*** DATA FOR THIS TASK ***
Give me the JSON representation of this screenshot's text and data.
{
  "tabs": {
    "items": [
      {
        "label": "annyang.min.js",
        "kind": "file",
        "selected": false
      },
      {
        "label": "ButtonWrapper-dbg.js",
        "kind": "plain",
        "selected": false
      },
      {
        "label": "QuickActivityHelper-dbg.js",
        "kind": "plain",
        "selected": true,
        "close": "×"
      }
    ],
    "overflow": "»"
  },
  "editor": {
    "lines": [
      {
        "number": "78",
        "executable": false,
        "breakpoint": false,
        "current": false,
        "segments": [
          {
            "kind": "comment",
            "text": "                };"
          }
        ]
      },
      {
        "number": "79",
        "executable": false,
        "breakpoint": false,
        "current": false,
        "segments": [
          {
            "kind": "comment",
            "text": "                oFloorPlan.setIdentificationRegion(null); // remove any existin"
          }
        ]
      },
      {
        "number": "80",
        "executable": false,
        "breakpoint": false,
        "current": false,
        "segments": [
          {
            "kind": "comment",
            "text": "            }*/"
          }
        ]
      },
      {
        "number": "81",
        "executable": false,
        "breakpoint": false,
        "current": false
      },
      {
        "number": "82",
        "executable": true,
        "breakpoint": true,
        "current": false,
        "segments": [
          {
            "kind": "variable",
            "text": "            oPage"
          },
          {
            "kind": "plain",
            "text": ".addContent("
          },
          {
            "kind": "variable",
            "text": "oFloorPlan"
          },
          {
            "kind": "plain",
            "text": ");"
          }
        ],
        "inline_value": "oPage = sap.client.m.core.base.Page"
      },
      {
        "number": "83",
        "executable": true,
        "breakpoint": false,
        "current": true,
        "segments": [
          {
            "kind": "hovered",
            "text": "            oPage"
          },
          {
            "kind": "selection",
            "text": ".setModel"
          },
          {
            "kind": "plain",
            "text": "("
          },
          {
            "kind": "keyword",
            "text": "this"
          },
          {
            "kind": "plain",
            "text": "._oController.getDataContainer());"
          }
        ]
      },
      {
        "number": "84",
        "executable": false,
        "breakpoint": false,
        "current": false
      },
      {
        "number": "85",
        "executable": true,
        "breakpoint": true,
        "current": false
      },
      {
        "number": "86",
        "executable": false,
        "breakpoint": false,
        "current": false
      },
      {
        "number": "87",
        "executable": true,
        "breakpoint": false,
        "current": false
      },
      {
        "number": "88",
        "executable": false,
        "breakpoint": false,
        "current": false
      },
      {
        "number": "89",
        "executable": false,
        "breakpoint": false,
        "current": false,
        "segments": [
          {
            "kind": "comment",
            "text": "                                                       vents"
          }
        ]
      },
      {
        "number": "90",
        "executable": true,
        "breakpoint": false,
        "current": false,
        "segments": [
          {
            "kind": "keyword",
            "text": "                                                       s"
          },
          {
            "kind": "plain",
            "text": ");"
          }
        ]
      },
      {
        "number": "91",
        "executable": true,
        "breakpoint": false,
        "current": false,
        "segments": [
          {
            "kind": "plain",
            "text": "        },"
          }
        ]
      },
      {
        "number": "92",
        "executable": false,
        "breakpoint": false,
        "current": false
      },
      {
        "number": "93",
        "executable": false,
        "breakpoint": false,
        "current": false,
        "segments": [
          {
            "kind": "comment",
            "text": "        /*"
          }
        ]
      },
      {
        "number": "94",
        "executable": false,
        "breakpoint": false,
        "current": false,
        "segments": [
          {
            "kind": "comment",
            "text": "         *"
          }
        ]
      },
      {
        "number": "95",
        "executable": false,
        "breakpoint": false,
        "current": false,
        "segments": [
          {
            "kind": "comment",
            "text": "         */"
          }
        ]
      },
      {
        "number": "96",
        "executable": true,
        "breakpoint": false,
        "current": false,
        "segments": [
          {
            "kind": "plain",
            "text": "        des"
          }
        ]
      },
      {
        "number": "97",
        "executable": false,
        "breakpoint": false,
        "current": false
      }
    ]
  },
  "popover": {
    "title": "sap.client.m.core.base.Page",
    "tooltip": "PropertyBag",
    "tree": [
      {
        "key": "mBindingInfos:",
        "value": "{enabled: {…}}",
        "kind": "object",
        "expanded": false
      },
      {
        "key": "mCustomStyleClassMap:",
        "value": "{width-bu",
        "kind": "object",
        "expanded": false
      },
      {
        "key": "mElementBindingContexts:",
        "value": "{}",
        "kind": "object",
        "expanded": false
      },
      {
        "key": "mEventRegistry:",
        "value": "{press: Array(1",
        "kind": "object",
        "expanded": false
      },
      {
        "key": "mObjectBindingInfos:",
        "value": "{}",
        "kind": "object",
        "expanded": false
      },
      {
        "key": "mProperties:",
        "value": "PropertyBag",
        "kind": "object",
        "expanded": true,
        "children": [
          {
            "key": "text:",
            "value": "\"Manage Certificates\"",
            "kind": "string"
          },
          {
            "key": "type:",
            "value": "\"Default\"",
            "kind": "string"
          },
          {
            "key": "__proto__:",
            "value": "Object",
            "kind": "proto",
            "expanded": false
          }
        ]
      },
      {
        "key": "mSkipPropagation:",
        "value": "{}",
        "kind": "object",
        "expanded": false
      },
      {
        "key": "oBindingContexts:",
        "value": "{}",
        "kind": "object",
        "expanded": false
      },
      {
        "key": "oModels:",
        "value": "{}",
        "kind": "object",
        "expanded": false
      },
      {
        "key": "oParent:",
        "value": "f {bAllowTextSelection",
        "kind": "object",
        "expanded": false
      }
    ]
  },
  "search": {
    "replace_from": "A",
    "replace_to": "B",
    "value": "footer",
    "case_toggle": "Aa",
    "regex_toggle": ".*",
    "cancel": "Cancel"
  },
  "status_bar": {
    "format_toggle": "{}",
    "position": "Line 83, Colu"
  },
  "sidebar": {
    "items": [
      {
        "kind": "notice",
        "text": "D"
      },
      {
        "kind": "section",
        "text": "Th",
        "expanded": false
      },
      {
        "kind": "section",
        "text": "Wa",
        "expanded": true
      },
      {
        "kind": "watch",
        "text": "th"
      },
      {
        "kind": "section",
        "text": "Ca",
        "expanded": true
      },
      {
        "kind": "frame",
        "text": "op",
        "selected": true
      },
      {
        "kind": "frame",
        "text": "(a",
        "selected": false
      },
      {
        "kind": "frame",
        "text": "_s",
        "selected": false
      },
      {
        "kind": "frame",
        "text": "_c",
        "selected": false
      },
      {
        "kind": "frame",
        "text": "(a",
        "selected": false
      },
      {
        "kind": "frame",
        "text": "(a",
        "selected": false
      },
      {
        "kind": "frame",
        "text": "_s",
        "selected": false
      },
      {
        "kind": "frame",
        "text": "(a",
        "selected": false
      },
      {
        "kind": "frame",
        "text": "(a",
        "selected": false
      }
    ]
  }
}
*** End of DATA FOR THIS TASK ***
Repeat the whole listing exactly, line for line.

- [RESPONSE AREA]:
Give me the JSON representation of this screenshot's text and data.
{
  "tabs": {
    "items": [
      {
        "label": "annyang.min.js",
        "kind": "file",
        "selected": false
      },
      {
        "label": "ButtonWrapper-dbg.js",
        "kind": "plain",
        "selected": false
      },
      {
        "label": "QuickActivityHelper-dbg.js",
        "kind": "plain",
        "selected": true,
        "close": "×"
      }
    ],
    "overflow": "»"
  },
  "editor": {
    "lines": [
      {
        "number": "78",
        "executable": false,
        "breakpoint": false,
        "current": false,
        "segments": [
          {
            "kind": "comment",
            "text": "                };"
          }
        ]
      },
      {
        "number": "79",
        "executable": false,
        "breakpoint": false,
        "current": false,
        "segments": [
          {
            "kind": "comment",
            "text": "                oFloorPlan.setIdentificationRegion(null); // remove any existin"
          }
        ]
      },
      {
        "number": "80",
        "executable": false,
        "breakpoint": false,
        "current": false,
        "segments": [
          {
            "kind": "comment",
            "text": "            }*/"
          }
        ]
      },
      {
        "number": "81",
        "executable": false,
        "breakpoint": false,
        "current": false
      },
      {
        "number": "82",
        "executable": true,
        "breakpoint": true,
        "current": false,
        "segments": [
          {
            "kind": "variable",
            "text": "            oPage"
          },
          {
            "kind": "plain",
            "text": ".addContent("
          },
          {
            "kind": "variable",
            "text": "oFloorPlan"
          },
          {
            "kind": "plain",
            "text": ");"
          }
        ],
        "inline_value": "oPage = sap.client.m.core.base.Page"
      },
      {
        "number": "83",
        "executable": true,
        "breakpoint": false,
        "current": true,
        "segments": [
          {
            "kind": "hovered",
            "text": "            oPage"
          },
          {
            "kind": "selection",
            "text": ".setModel"
          },
          {
            "kind": "plain",
            "text": "("
          },
          {
            "kind": "keyword",
            "text": "this"
          },
          {
            "kind": "plain",
            "text": "._oController.getDataContainer());"
          }
        ]
      },
      {
        "number": "84",
        "executable": false,
        "breakpoint": false,
        "current": false
      },
      {
        "number": "85",
        "executable": true,
        "breakpoint": true,
        "current": false
      },
      {
        "number": "86",
        "executable": false,
        "breakpoint": false,
        "current": false
      },
      {
        "number": "87",
        "executable": true,
        "breakpoint": false,
        "current": false
      },
      {
        "number": "88",
        "executable": false,
        "breakpoint": false,
        "current": false
      },
      {
        "number": "89",
        "executable": false,
        "breakpoint": false,
        "current": false,
        "segments": [
          {
            "kind": "comment",
            "text": "                                                       vents"
          }
        ]
      },
      {
        "number": "90",
        "executable": true,
        "breakpoint": false,
        "current": false,
        "segments": [
          {
            "kind": "keyword",
            "text": "                                                       s"
          },
          {
            "kind": "plain",
            "text": ");"
          }
        ]
      },
      {
        "number": "91",
        "executable": true,
        "breakpoint": false,
        "current": false,
        "segments": [
          {
            "kind": "plain",
            "text": "        },"
          }
        ]
      },
      {
        "number": "92",
        "executable": false,
        "breakpoint": false,
        "current": false
      },
      {
        "number": "93",
        "executable": false,
        "breakpoint": false,
        "current": false,
        "segments": [
          {
            "kind": "comment",
            "text": "        /*"
          }
        ]
      },
      {
        "number": "94",
        "executable": false,
        "breakpoint": false,
        "current": false,
        "segments": [
          {
            "kind": "comment",
            "text": "         *"
          }
        ]
      },
      {
        "number": "95",
        "executable": false,
        "breakpoint": false,
        "current": false,
        "segments": [
          {
            "kind": "comment",
            "text": "         */"
          }
        ]
      },
      {
        "number": "96",
        "executable": true,
        "breakpoint": false,
        "current": false,
        "segments": [
          {
            "kind": "plain",
            "text": "        des"
          }
        ]
      },
      {
        "number": "97",
        "executable": false,
        "breakpoint": false,
        "current": false
      }
    ]
  },
  "popover": {
    "title": "sap.client.m.core.base.Page",
    "tooltip": "PropertyBag",
    "tree": [
      {
        "key": "mBindingInfos:",
        "value": "{enabled: {…}}",
        "kind": "object",
        "expanded": false
      },
      {
        "key": "mCustomStyleClassMap:",
        "value": "{width-bu",
        "kind": "object",
        "expanded": false
      },
      {
        "key": "mElementBindingContexts:",
        "value": "{}",
        "kind": "object",
        "expanded": false
      },
      {
        "key": "mEventRegistry:",
        "value": "{press: Array(1",
        "kind": "object",
        "expanded": false
      },
      {
        "key": "mObjectBindingInfos:",
        "value": "{}",
        "kind": "object",
        "expanded": false
      },
      {
        "key": "mProperties:",
        "value": "PropertyBag",
        "kind": "object",
        "expanded": true,
        "children": [
          {
            "key": "text:",
            "value": "\"Manage Certificates\"",
            "kind": "string"
          },
          {
            "key": "type:",
            "value": "\"Default\"",
            "kind": "string"
          },
          {
            "key": "__proto__:",
            "value": "Object",
            "kind": "proto",
            "expanded": false
          }
        ]
      },
      {
        "key": "mSkipPropagation:",
        "value": "{}",
        "kind": "object",
        "expanded": false
      },
      {
        "key": "oBindingContexts:",
        "value": "{}",
        "kind": "object",
        "expanded": false
      },
      {
        "key": "oModels:",
        "value": "{}",
        "kind": "object",
        "expanded": false
      },
      {
        "key": "oParent:",
        "value": "f {bAllowTextSelection",
        "kind": "object",
        "expanded": false
      }
    ]
  },
  "search": {
    "replace_from": "A",
    "replace_to": "B",
    "value": "footer",
    "case_toggle": "Aa",
    "regex_toggle": ".*",
    "cancel": "Cancel"
  },
  "status_bar": {
    "format_toggle": "{}",
    "position": "Line 83, Colu"
  },
  "sidebar": {
    "items": [
      {
        "kind": "notice",
        "text": "D"
      },
      {
        "kind": "section",
        "text": "Th",
        "expanded": false
      },
      {
        "kind": "section",
        "text": "Wa",
        "expanded": true
      },
      {
        "kind": "watch",
        "text": "th"
      },
      {
        "kind": "section",
        "text": "Ca",
        "expanded": true
      },
      {
        "kind": "frame",
        "text": "op",
        "selected": true
      },
      {
        "kind": "frame",
        "text": "(a",
        "selected": false
      },
      {
        "kind": "frame",
        "text": "_s",
        "selected": false
      },
      {
        "kind": "frame",
        "text": "_c",
        "selected": false
      },
      {
        "kind": "frame",
        "text": "(a",
        "selected": false
      },
      {
        "kind": "frame",
        "text": "(a",
        "selected": false
      },
      {
        "kind": "frame",
        "text": "_s",
        "selected": false
      },
      {
        "kind": "frame",
        "text": "(a",
        "selected": false
      },
      {
        "kind": "frame",
        "text": "(a",
        "selected": false
      }
    ]
  }
}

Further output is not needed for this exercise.